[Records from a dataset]
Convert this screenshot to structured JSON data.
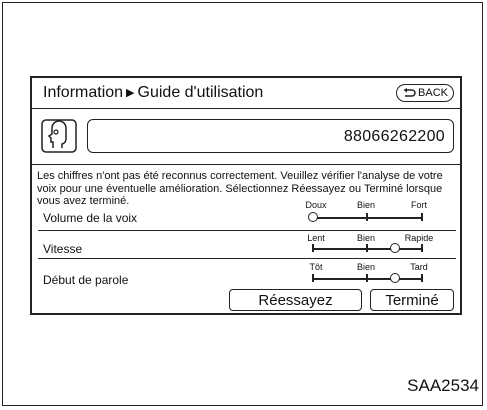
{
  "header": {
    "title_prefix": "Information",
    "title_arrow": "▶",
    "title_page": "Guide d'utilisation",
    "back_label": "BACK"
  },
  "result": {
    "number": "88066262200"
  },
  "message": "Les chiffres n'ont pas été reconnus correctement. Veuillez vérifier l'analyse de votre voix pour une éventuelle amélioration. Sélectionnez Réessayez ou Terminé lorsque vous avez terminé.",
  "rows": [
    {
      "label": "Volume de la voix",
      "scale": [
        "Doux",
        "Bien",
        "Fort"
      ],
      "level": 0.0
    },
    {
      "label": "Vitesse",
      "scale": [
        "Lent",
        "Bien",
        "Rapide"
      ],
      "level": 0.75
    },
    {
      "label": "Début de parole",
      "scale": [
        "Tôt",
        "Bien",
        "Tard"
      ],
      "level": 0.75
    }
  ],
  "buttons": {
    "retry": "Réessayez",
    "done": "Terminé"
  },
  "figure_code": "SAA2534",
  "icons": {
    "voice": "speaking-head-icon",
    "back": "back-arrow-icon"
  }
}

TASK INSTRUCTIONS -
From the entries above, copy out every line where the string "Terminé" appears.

ANSWER TO THIS EXERCISE -
  "message": "Les chiffres n'ont pas été reconnus correctement. Veuillez vérifier l'analyse de votre voix pour une éventuelle amélioration. Sélectionnez Réessayez ou Terminé lorsque vous avez terminé.",
    "done": "Terminé"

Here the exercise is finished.